Former PANTERA frontman Philip Anselmo says he is no longer interested in releasing his autobiography, explaining that writing a book would be like "going backwards constantly."
Anselmo and BloodyDisgusting.com writer Corey Mitchell in 2013 secured a deal with Jeremie Ruby-Strauss, senior editor at Simon & Schuster's Gallery Books imprint, for Anselmo's memoir, which was supposed to be titled "Mouth For War: Pantera, Pain, & Pride - Heavy Metal Highs, Drugged Out Lows, & The Battle For My Life". Corey was slated to co-author the book, which was described at the time as "a no-holds-barred look inside of Philip's brain, his history with PANTERA, the loss of his best-friend, Dimebag Darrell, and an unflinching examination into the downward spiral of pain and drug addiction that nearly cost him his life."
It has now been more than two years since Anselmo's book deal was first announced, and during that time Mitchell, a true-crime author and Housecore Horror Film Festival co-founder, passed away after suffering a heart attack last October, mere hours after the second annual event had concluded. He was only 47 years old.
Asked for an update on the status of his book during an appearance on the latest installment of "The MetalSucks Podcast", Anselmo said: "I don't wanna do it. I don't wanna do it."
He continued: "You know what?! Here's my take on it… After reading [former PANTERA bassist] Rex's [Brown] book [2013's 'Official Truth, 101 Proof: The Inside Story Of Pantera'] and then all that's been said and whatnot about PANTERA, I don't wanna do it right now.
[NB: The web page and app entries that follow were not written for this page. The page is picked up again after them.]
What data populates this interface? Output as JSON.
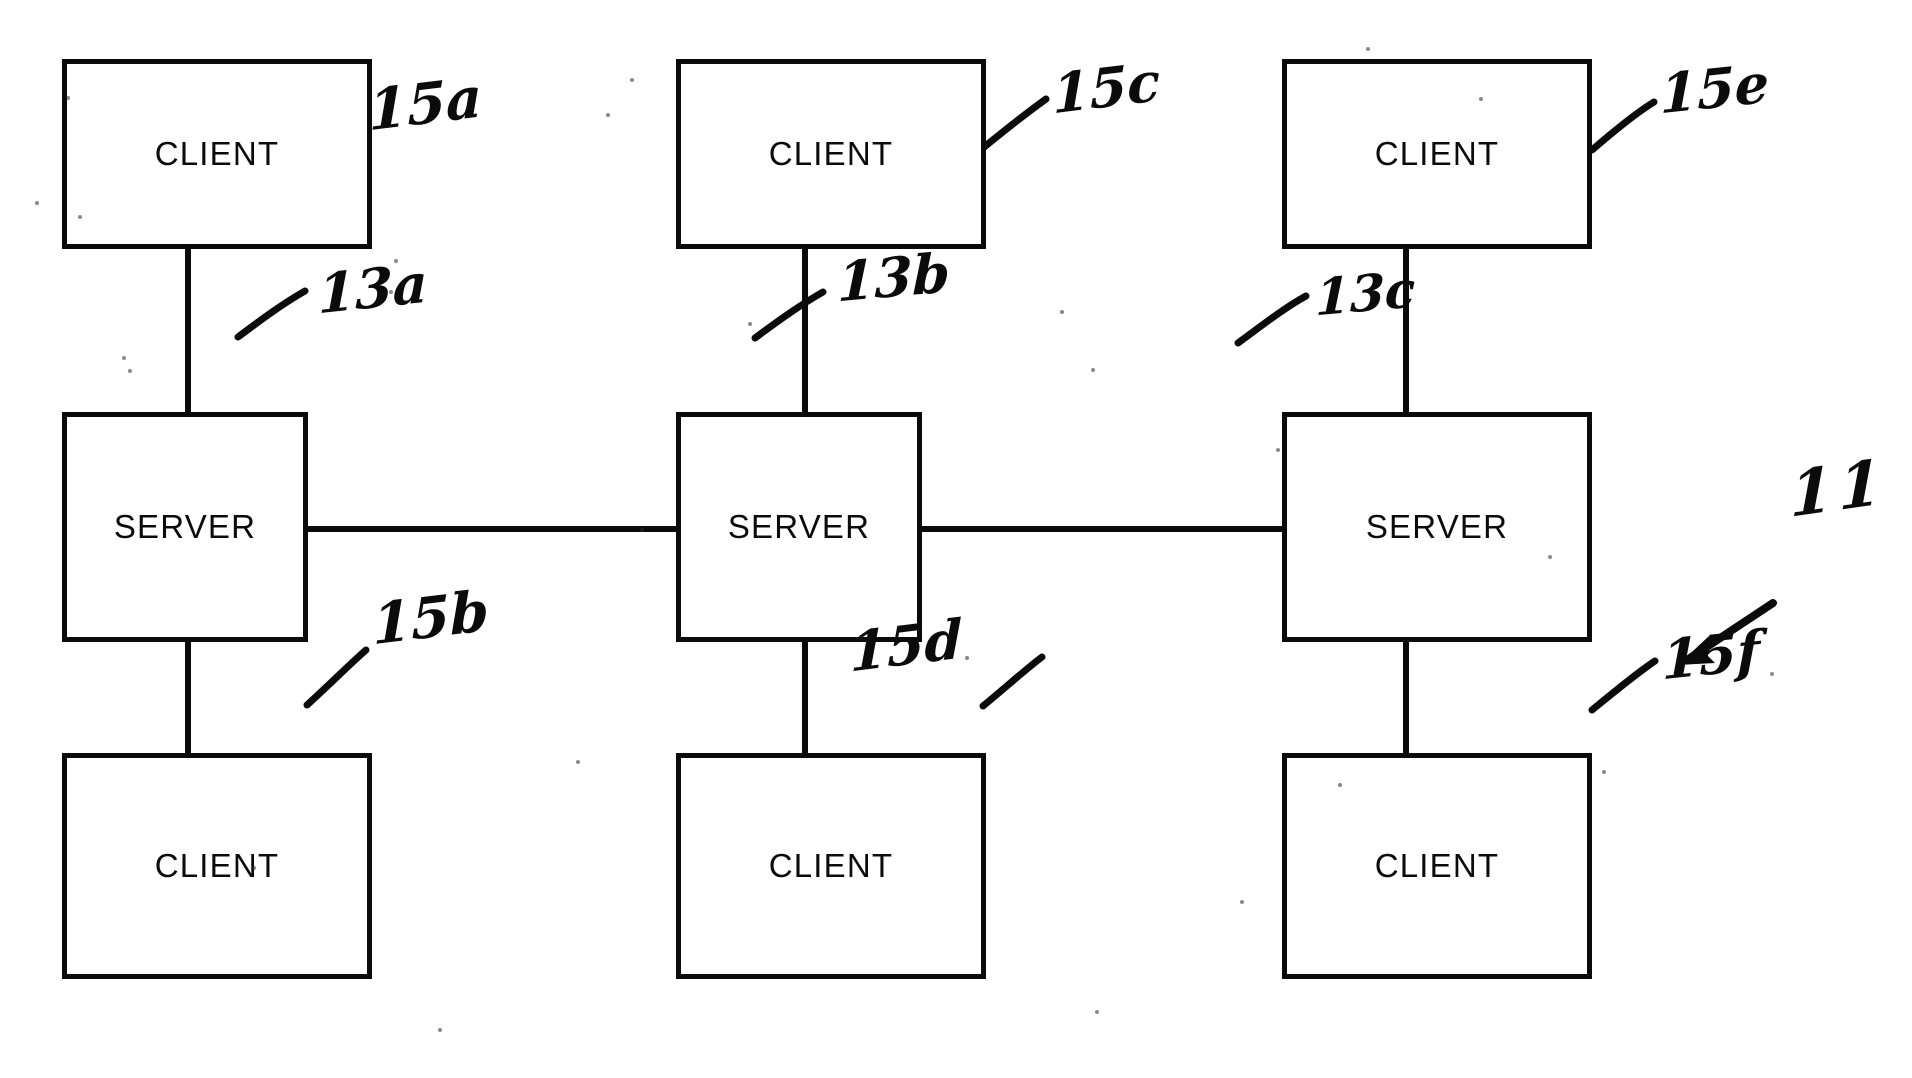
{
  "figure": {
    "kind": "patent-block-diagram",
    "ink_color": "#0b0b0b",
    "background_color": "#ffffff",
    "system_reference": "11"
  },
  "nodes": [
    {
      "id": "client_15a",
      "label": "CLIENT",
      "column": 1,
      "row": "top",
      "ref": "15a"
    },
    {
      "id": "client_15c",
      "label": "CLIENT",
      "column": 2,
      "row": "top",
      "ref": "15c"
    },
    {
      "id": "client_15e",
      "label": "CLIENT",
      "column": 3,
      "row": "top",
      "ref": "15e"
    },
    {
      "id": "server_13a",
      "label": "SERVER",
      "column": 1,
      "row": "middle",
      "ref": "13a"
    },
    {
      "id": "server_13b",
      "label": "SERVER",
      "column": 2,
      "row": "middle",
      "ref": "13b"
    },
    {
      "id": "server_13c",
      "label": "SERVER",
      "column": 3,
      "row": "middle",
      "ref": "13c"
    },
    {
      "id": "client_15b",
      "label": "CLIENT",
      "column": 1,
      "row": "bottom",
      "ref": "15b"
    },
    {
      "id": "client_15d",
      "label": "CLIENT",
      "column": 2,
      "row": "bottom",
      "ref": "15d"
    },
    {
      "id": "client_15f",
      "label": "CLIENT",
      "column": 3,
      "row": "bottom",
      "ref": "15f"
    }
  ],
  "labels": {
    "client_top_left": "CLIENT",
    "client_top_mid": "CLIENT",
    "client_top_right": "CLIENT",
    "server_left": "SERVER",
    "server_mid": "SERVER",
    "server_right": "SERVER",
    "client_bot_left": "CLIENT",
    "client_bot_mid": "CLIENT",
    "client_bot_right": "CLIENT"
  },
  "refs": {
    "r15a": "15a",
    "r15c": "15c",
    "r15e": "15e",
    "r13a": "13a",
    "r13b": "13b",
    "r13c": "13c",
    "r15b": "15b",
    "r15d": "15d",
    "r15f": "15f",
    "r11": "11"
  },
  "connections": [
    {
      "from": "client_15a",
      "to": "server_13a",
      "type": "vertical"
    },
    {
      "from": "client_15c",
      "to": "server_13b",
      "type": "vertical"
    },
    {
      "from": "client_15e",
      "to": "server_13c",
      "type": "vertical"
    },
    {
      "from": "server_13a",
      "to": "client_15b",
      "type": "vertical"
    },
    {
      "from": "server_13b",
      "to": "client_15d",
      "type": "vertical"
    },
    {
      "from": "server_13c",
      "to": "client_15f",
      "type": "vertical"
    },
    {
      "from": "server_13a",
      "to": "server_13b",
      "type": "horizontal"
    },
    {
      "from": "server_13b",
      "to": "server_13c",
      "type": "horizontal"
    }
  ]
}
"I'm 47 years old. I think I'm pretty open with the press these days; I ain't got shit to fucking hide, and I tell my side of the story. And it's, like, I'm an open book as it is — you could ask me fucking anything, and I'll tell you the fucking truth. And that's about that. And as far as my private life goes, my private thoughts, and this and that, I'm not so goddamn sure that I want the rest of the world knowing all my goddamn business. It's, like, there's gotta be some limit or line there.
"So, with Corey — rest in peace and bless his heart — we're gonna continue on with the horror festival in his honor, because he was the hardest worker and… he was a tremendous believer in the horror fest. So, really, out of our union and supposed work and the book and whatnot, really, it was the horror fest that came out the truest and to be the most real and in-common thing that we had with each other: the love of horror films and extreme music. I think that was a lot more fun for him to do than any of the bullshit we did with the book. We didn't even get past… barely past puberty as far as talking about the fucking book."
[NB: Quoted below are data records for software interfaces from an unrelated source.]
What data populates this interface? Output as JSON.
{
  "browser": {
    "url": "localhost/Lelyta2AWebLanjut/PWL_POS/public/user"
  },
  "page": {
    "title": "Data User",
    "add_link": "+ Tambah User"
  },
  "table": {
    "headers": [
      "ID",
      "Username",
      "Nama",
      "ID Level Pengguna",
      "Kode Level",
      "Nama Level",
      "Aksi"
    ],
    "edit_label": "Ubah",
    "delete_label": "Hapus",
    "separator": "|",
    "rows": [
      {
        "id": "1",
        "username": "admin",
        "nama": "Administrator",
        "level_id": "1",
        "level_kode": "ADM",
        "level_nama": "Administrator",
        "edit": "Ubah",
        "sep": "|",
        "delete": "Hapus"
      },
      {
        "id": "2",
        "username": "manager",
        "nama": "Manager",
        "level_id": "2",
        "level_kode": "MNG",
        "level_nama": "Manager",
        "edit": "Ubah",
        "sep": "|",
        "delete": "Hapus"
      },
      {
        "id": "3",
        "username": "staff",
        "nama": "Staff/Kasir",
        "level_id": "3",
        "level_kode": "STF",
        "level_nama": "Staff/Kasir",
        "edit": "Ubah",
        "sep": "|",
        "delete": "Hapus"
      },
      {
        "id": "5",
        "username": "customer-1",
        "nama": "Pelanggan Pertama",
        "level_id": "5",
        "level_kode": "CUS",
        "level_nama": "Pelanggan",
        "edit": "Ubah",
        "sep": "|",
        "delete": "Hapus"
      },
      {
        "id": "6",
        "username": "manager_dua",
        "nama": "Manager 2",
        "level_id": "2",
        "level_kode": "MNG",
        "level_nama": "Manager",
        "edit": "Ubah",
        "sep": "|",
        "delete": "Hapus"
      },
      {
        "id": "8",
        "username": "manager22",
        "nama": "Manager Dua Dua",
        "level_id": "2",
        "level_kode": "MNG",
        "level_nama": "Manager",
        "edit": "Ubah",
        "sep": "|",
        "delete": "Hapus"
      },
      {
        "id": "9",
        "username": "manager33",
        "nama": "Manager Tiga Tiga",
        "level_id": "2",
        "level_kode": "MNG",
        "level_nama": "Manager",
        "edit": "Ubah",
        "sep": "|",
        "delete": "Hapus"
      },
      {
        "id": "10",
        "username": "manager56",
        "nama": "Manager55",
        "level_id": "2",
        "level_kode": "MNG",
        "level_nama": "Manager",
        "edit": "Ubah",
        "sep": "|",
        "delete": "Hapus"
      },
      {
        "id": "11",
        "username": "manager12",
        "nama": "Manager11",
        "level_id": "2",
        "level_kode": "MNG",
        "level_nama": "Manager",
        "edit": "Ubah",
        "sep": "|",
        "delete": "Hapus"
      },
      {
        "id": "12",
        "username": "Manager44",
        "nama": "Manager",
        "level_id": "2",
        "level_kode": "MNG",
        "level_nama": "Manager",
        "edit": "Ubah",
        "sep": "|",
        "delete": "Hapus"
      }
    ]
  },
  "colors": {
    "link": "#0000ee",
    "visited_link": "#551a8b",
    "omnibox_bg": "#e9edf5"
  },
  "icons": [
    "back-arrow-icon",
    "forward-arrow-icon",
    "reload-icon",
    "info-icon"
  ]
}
Anselmo added: "So, like I say, man, I don't wanna do it, but maybe somewhere down the line, hopefully, thirty years from now, if I'm that fucking lucky, or if I'm on my deathbed, then fuck it, I'll speak and spout it out and tell everybody what the fuck and whatever. But right now, I'm not real interested in doing that. I'm more interested in writing new music and producing bands and moving forward.
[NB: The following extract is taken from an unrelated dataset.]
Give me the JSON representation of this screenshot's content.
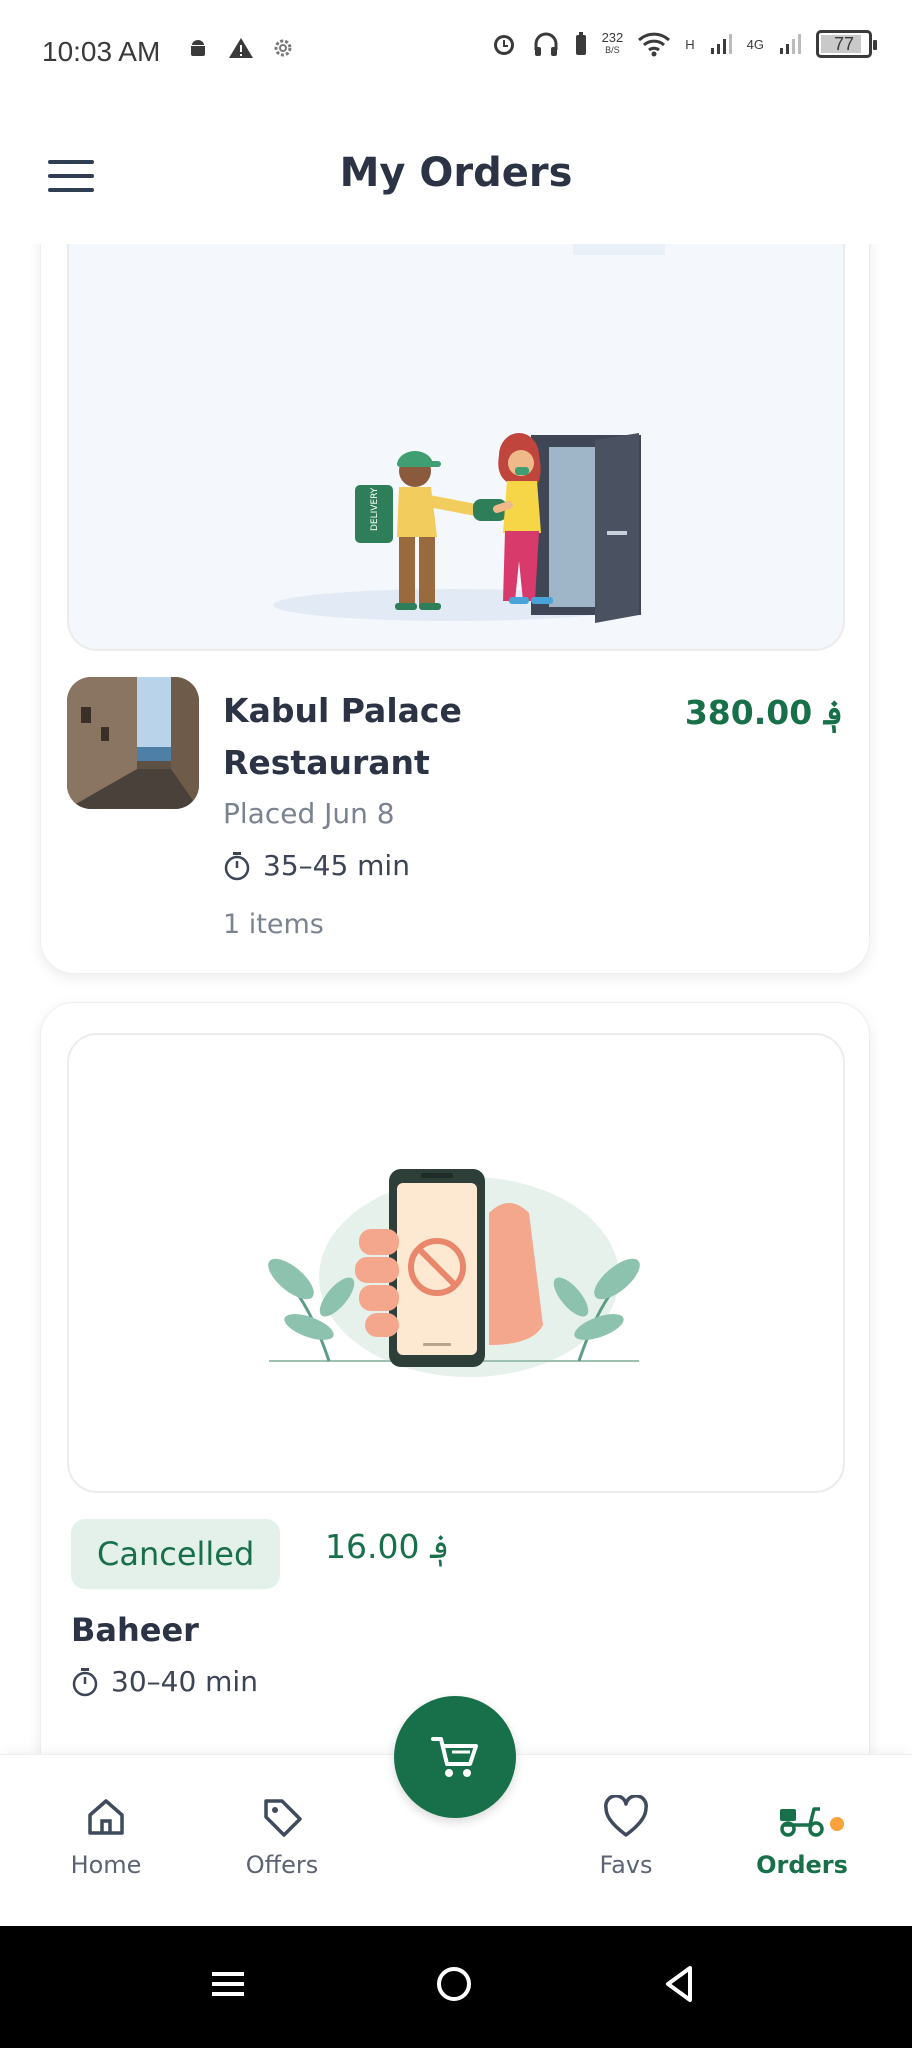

"It feels like doing a book is going backwards constantly — backwards, backwards, backwards — and it just doesn't feel noble, it doesn't feel right, it doesn't feel true to me. What feels true to me is moving forward in life and doing different shit and doing creative shit and being the best asshole I can be moving forward, you know. Fuck it."
In a previous interview with MetalSucks, Anselmo was asked for his opinion of "Official Truth, 101 Proof: The Inside Story Of Pantera". He said: "Honestly, [Rex's] assessment of me [in the book] — I don't care. Egotistical, self-centered, everything is always about me. Y'know what? I'm a lead singer and he's a bass player. That's his perception. So I'm fine with it. I don't hold any fucking grudges. But I think he did take some angry swipes and I don't need to be specific. There is a great deal of mythology when it comes to his 'quitting' DOWN. That particular chapter is a little disturbing."
Anselmo also commented on the fact that former PANTERA drummer Vinnie Paul Abbott was at times painted in a very negative light in Rex's book.
"I'm not sure that type of beating [on Vince] was necessary," Anselmo said. "Vince is a difficult guy and was always a different type of guy. But did he deserve that type of beating? I don't think so. When I do my book, I want it to be known that it's not just a PANTERA book. And I'm not in a pissing contest with Rex. It's a shame."
He continued: "Rex has many faults, just like anyone else. But it sure seems like he wants to put fault on other people to take away from his humanity. We're all full of faults. Maybe it's easier for some of us to admit."